MV: Our children are Greek above all else and they are trying to make their own children “Greeks” as well. What we have always told our children and repeat to our grandchildren about Greece is for them to try and understand the uniqueness of our country, what mankind owes to this country and all of the human values that originate from our civilization. Not only to feel proud to be Greek, but above all to realize the great obligations that such an origin creates for them. Besides, we believe that the word “obligation” must be prevalent in all of our behavior, because life is first of all “an obligation” and then “a right.” With regard to the time that I spend with my children and grandchildren, I try to make it as long as possible, to the extent that they can also be available for us! Thank God we are the sort of families that get together on every opportunity! On Sundays, during celebrations, and on holidays. We are, fortunately, what we call a “traditional Greek family.”
TNH: If I may, what makes calms Marianna Vardinogiannis after a tiresome day and what is it that it can upset her? What dream of yours…remained a dream?

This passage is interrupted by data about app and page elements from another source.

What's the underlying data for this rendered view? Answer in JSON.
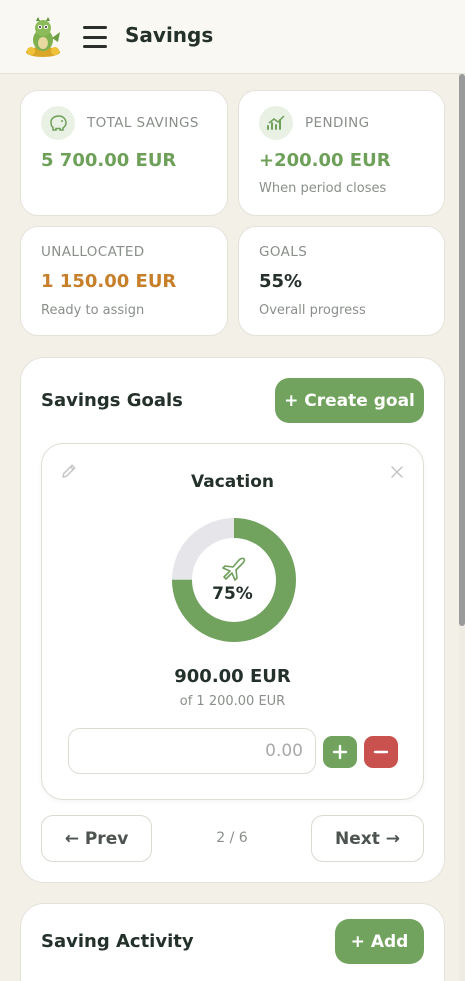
{
  "header": {
    "title": "Savings",
    "logo_icon": "dragon-logo-icon",
    "menu_icon": "hamburger-menu-icon"
  },
  "stats": {
    "total": {
      "label": "TOTAL SAVINGS",
      "value": "5 700.00 EUR",
      "icon": "piggy-bank-icon"
    },
    "pending": {
      "label": "PENDING",
      "value": "+200.00 EUR",
      "sub": "When period closes",
      "icon": "growth-chart-icon"
    },
    "unallocated": {
      "label": "UNALLOCATED",
      "value": "1 150.00 EUR",
      "sub": "Ready to assign"
    },
    "goals": {
      "label": "GOALS",
      "value": "55%",
      "sub": "Overall progress"
    }
  },
  "savings_goals": {
    "title": "Savings Goals",
    "create_button": "+ Create goal",
    "goal": {
      "name": "Vacation",
      "icon": "airplane-icon",
      "percent_label": "75%",
      "progress": 0.75,
      "amount": "900.00 EUR",
      "target": "of 1 200.00 EUR",
      "input_placeholder": "0.00",
      "edit_icon": "pencil-icon",
      "close_icon": "close-icon"
    },
    "pager": {
      "prev": "← Prev",
      "next": "Next →",
      "position": "2 / 6"
    }
  },
  "activity": {
    "title": "Saving Activity",
    "add_button": "+ Add"
  },
  "colors": {
    "accent": "#72a35e",
    "danger": "#c9524e",
    "warning": "#c87f2a",
    "background": "#f3f0e8"
  }
}
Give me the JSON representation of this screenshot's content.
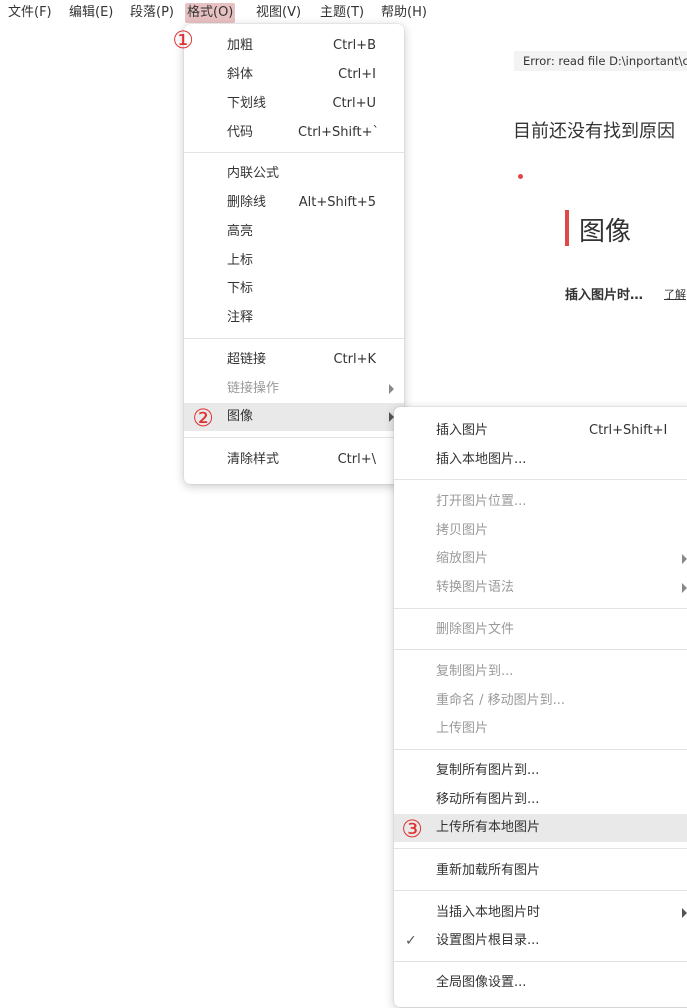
{
  "menubar": {
    "items": [
      {
        "label": "文件(F)"
      },
      {
        "label": "编辑(E)"
      },
      {
        "label": "段落(P)"
      },
      {
        "label": "格式(O)"
      },
      {
        "label": "视图(V)"
      },
      {
        "label": "主题(T)"
      },
      {
        "label": "帮助(H)"
      }
    ]
  },
  "editor": {
    "error_text": "Error: read file D:\\inportant\\c",
    "paragraph": "目前还没有找到原因",
    "heading": "图像",
    "insert_tip": "插入图片时…",
    "learn_more": "了解"
  },
  "format_menu": {
    "items": [
      {
        "label": "加粗",
        "shortcut": "Ctrl+B"
      },
      {
        "label": "斜体",
        "shortcut": "Ctrl+I"
      },
      {
        "label": "下划线",
        "shortcut": "Ctrl+U"
      },
      {
        "label": "代码",
        "shortcut": "Ctrl+Shift+`"
      },
      {
        "label": "内联公式",
        "shortcut": ""
      },
      {
        "label": "删除线",
        "shortcut": "Alt+Shift+5"
      },
      {
        "label": "高亮",
        "shortcut": ""
      },
      {
        "label": "上标",
        "shortcut": ""
      },
      {
        "label": "下标",
        "shortcut": ""
      },
      {
        "label": "注释",
        "shortcut": ""
      },
      {
        "label": "超链接",
        "shortcut": "Ctrl+K"
      },
      {
        "label": "链接操作",
        "shortcut": ""
      },
      {
        "label": "图像",
        "shortcut": ""
      },
      {
        "label": "清除样式",
        "shortcut": "Ctrl+\\"
      }
    ]
  },
  "image_menu": {
    "items": [
      {
        "label": "插入图片",
        "shortcut": "Ctrl+Shift+I"
      },
      {
        "label": "插入本地图片...",
        "shortcut": ""
      },
      {
        "label": "打开图片位置...",
        "shortcut": ""
      },
      {
        "label": "拷贝图片",
        "shortcut": ""
      },
      {
        "label": "缩放图片",
        "shortcut": ""
      },
      {
        "label": "转换图片语法",
        "shortcut": ""
      },
      {
        "label": "删除图片文件",
        "shortcut": ""
      },
      {
        "label": "复制图片到...",
        "shortcut": ""
      },
      {
        "label": "重命名 / 移动图片到...",
        "shortcut": ""
      },
      {
        "label": "上传图片",
        "shortcut": ""
      },
      {
        "label": "复制所有图片到...",
        "shortcut": ""
      },
      {
        "label": "移动所有图片到...",
        "shortcut": ""
      },
      {
        "label": "上传所有本地图片",
        "shortcut": ""
      },
      {
        "label": "重新加载所有图片",
        "shortcut": ""
      },
      {
        "label": "当插入本地图片时",
        "shortcut": ""
      },
      {
        "label": "设置图片根目录...",
        "shortcut": ""
      },
      {
        "label": "全局图像设置...",
        "shortcut": ""
      }
    ]
  },
  "annotations": {
    "step1": "①",
    "step2": "②",
    "step3": "③"
  },
  "colors": {
    "accent": "#e04848",
    "active_menu_bg": "#e8c2c2",
    "highlight_bg": "#e9e9e9",
    "disabled_text": "#9a9a9a"
  },
  "icons": {
    "submenu_arrow": "chevron-right-icon",
    "checkmark": "check-icon"
  }
}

MV: Reading, music, and painting are the hobbies that relax me during my personal time. As to what upsets me, these are what upset all the mothers in the world. The most important is violence in all of its facets and especially the effects of violence on the safety and prosperity of the children. It helps a lot though if we do not stay idle in the face of it. We have to do something in order to change things for the better. Besides this is the content that the late Robert F. Kennedy attributed to the term «Ripple of Hope». He would say: “few are the ones who will know the greatness of changing the flow of history. But each one of us can fight to change a small amount, a small part of the facts. From the entirety of these actions the history of our generation will be written in the end.” I am obligated to admit that I am one of the fortunate ones that life offered them much more than what they dreamed of, as what I wanted was a good family. And for this I am grateful to God. I hope that the time will come when the big dream for a world of peace, justice, health and love for the children, will start becoming a reality day by day!

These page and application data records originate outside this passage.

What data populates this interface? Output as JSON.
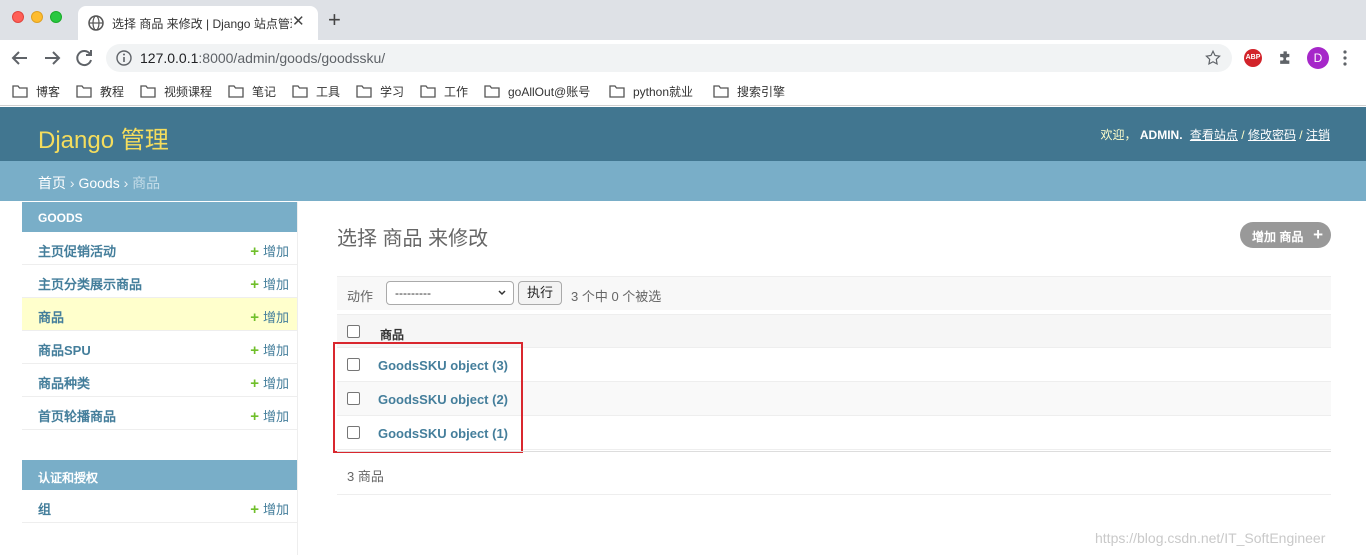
{
  "browser": {
    "tab_title": "选择 商品 来修改 | Django 站点管理员",
    "tab_close": "✕",
    "new_tab": "+",
    "url_host": "127.0.0.1",
    "url_rest": ":8000/admin/goods/goodssku/",
    "ext_abp": "ABP",
    "avatar_letter": "D",
    "bookmarks": [
      "博客",
      "教程",
      "视频课程",
      "笔记",
      "工具",
      "学习",
      "工作",
      "goAllOut@账号",
      "python就业",
      "搜索引擎"
    ]
  },
  "header": {
    "brand": "Django 管理",
    "welcome": "欢迎，",
    "username": "ADMIN.",
    "view_site": "查看站点",
    "change_password": "修改密码",
    "logout": "注销",
    "slash": "/"
  },
  "breadcrumbs": {
    "home": "首页",
    "app": "Goods",
    "model": "商品",
    "sep": "›"
  },
  "sidebar": {
    "goods": {
      "caption": "GOODS",
      "items": [
        {
          "name": "主页促销活动",
          "add": "增加"
        },
        {
          "name": "主页分类展示商品",
          "add": "增加"
        },
        {
          "name": "商品",
          "add": "增加"
        },
        {
          "name": "商品SPU",
          "add": "增加"
        },
        {
          "name": "商品种类",
          "add": "增加"
        },
        {
          "name": "首页轮播商品",
          "add": "增加"
        }
      ]
    },
    "auth": {
      "caption": "认证和授权",
      "items": [
        {
          "name": "组",
          "add": "增加"
        }
      ]
    },
    "plus": "+"
  },
  "content": {
    "title": "选择 商品 来修改",
    "add_button": "增加 商品",
    "add_plus": "+",
    "actions": {
      "label": "动作",
      "select_value": "---------",
      "go": "执行",
      "counter": "3 个中 0 个被选"
    },
    "table": {
      "header": "商品",
      "rows": [
        "GoodsSKU object (3)",
        "GoodsSKU object (2)",
        "GoodsSKU object (1)"
      ]
    },
    "paginator": "3 商品"
  },
  "watermark": "https://blog.csdn.net/IT_SoftEngineer",
  "colors": {
    "header_bg": "#417690",
    "brand": "#f5dd5d",
    "breadcrumb_bg": "#79aec8",
    "link": "#447e9b",
    "add_plus": "#70bf2b",
    "highlight_box": "#d9272e"
  }
}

TNH: You mention frequently that “hope is a very strong word. A very substantial concept. It conveys optimism and comfort, expectation and yearning, a positive though for the present and the future.” Is there, do you believe, hope that soon the causes will be eliminated that lead millions of people from the Middle East to be uprooted from their homes, travel under harsh conditions, risking their lives frequently in the Aegean Sea? What do you say to the important people you speak with, especially abroad, about these refugees and more specifically about the children? What are your thoughts and feelings?
MV: The feelings that prevail inside me, when looking at the plight of these uprooted people from their homes, are sorrow, agony, indignation, but I try to put all of these aside and to focus on the thought: What can I do for them? As I have already mentioned to you, on the initiative of my Foundation and in cooperation with the Central Association of Greek Municipalities, the Children’s Hospital Agia Sophia, the Medical Association of Athens, and the Charity Organization of the Holy Archdiocese of Athens Mission, the program WE CARE was developed, which provides medical and material aid. Our program is evaluated by UNESCO as a pilot program of collaboration of Non-Governmental Organizations (NGOs) with Municipalities and it is intending to promote this throughout Europe via the European Federation of Cities.
I hope and fight so that we can leave a footprint of peace and humanity in this world.